Several drivers in Formula 2 and Formula 3 had their lap times taken off them in the support races, before a series of penalties were handed out in the races, and the premier class was caught out on a number of occasions as well.
Most notably, Sergio Perez was forced to start the sprint race 13th for going wide in Q2, after Sebastian Vettel was forced to start last having done the same thing in the first qualifying session.
Eventual race winner Charles Leclerc and second-placed Verstappen were on a disciplinary tightrope in the main race, as Lando Norris, Pierre Gasly and Vettel were all given five-second penalties for track limit violations.
The reigning champion reckons the stewards were too hard on their judgement of the confines of the racetrack in Spielberg last time out.
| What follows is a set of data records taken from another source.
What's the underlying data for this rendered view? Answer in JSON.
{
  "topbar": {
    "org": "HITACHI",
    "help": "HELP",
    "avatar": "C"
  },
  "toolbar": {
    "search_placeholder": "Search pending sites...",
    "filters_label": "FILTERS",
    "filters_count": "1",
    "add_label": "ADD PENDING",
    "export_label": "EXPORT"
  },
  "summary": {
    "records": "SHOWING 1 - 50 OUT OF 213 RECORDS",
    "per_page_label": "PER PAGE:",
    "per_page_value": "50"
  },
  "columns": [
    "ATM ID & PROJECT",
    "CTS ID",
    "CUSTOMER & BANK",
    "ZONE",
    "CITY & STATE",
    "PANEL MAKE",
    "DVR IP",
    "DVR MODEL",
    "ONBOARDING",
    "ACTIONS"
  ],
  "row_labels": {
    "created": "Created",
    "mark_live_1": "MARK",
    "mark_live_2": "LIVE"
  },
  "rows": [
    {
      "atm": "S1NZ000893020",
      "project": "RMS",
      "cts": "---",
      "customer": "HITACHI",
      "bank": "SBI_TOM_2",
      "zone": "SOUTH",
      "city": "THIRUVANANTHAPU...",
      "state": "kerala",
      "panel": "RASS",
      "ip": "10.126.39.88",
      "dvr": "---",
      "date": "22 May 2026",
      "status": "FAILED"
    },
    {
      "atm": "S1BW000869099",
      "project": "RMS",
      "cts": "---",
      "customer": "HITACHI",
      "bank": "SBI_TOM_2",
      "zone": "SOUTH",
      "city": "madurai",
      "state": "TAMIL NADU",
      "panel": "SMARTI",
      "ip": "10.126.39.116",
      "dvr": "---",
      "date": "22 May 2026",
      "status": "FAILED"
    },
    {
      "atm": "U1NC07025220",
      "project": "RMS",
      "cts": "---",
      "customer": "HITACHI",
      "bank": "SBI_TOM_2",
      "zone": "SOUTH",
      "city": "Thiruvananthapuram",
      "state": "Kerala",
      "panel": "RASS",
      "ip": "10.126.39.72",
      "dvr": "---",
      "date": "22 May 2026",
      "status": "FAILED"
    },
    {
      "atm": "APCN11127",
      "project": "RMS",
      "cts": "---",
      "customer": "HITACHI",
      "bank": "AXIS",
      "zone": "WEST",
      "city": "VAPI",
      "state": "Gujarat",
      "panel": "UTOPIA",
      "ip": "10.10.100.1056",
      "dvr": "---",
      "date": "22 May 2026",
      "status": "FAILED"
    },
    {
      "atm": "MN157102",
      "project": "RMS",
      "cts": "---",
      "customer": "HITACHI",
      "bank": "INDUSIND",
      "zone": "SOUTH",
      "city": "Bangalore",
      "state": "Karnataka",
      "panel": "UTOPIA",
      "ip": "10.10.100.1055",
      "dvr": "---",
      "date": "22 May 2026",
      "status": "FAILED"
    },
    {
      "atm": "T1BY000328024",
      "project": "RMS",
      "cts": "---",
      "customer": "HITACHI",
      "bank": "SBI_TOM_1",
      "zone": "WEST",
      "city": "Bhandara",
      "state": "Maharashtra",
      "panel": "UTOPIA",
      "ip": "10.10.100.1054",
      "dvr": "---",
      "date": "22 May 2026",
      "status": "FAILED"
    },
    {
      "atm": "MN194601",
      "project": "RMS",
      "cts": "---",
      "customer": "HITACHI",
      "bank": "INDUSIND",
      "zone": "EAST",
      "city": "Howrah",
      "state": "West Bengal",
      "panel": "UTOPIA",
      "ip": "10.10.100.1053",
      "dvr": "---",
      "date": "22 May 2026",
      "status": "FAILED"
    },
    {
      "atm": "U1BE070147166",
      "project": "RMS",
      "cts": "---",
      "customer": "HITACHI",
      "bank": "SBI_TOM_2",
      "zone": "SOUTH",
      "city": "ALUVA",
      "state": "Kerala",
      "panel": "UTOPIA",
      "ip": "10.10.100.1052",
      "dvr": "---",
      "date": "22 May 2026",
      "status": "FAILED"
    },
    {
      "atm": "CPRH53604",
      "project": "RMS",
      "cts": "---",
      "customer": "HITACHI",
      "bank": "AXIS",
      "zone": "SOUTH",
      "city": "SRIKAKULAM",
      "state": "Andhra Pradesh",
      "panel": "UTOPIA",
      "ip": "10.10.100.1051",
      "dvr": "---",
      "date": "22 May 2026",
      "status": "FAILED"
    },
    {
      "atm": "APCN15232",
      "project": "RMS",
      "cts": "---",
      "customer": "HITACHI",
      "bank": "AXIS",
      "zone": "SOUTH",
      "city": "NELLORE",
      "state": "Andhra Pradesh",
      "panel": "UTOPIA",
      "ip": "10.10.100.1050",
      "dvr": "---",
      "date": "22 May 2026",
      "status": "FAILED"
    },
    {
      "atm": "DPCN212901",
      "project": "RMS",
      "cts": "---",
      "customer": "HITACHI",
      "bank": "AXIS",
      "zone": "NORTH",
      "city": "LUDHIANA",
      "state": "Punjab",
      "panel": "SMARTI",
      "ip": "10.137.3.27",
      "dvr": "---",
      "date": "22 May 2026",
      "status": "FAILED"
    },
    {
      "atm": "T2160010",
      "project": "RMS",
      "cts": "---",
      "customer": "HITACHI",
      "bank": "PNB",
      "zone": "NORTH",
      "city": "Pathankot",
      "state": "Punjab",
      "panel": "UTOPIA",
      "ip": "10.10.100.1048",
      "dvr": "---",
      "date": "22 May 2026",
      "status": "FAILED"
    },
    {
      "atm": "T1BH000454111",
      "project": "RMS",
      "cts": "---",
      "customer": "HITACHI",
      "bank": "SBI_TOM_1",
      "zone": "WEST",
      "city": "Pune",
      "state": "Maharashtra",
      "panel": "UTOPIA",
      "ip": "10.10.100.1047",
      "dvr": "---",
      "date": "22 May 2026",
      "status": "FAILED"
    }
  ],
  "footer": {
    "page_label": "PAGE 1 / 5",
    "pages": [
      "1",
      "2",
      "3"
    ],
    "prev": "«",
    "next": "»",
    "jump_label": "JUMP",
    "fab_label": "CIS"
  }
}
“We have good conversations between the drivers and at the end of the day, more or less, on most things we agree,” said Verstappen, quoted by GPFans.
“Of course, everyone has their own opinions about certain things, but like track limits, the track-limits debate [was] a bit of a joke, not only in F1 but in F2 and F3.”
One of the key topics going into the Austrian Grand Prix was that of consistency and making sure that all drivers are treated equally for the same indiscretions.
The gravel at the Red Bull Ring, as well as the raised kerbs on corner exits, often do their bit to cost drivers time if they run wide, so it should not necessarily be a hard and fast rule that running wide instantly results in a penalty in the eyes of the Red Bull driver.
“We have to look into how we can make it better,” added Verstappen.
“Also for the stewards, and just the people involved with checking these track limits, I mean it’s almost impossible to check these kind of things.
“You need what, almost like one guy on one car the whole race to check the whole lap if he’s not going outside of the white line.
“In Austria, at least, in some places, you get naturally penalised if you just go a bit wider and you touch the gravel.
“These kinds of things, it just doesn’t look good for the sport as well, and this is just one thing.
“Then the other thing are racing incidents and stuff. For sure, we can do better. We will work on it and we’ll try to make it better.”
Red Bull boss Christian Horner recently warned that the Circuit Paul Ricard in France could be a problem this weekend due to the copious amounts of run-off at the French Grand Prix track.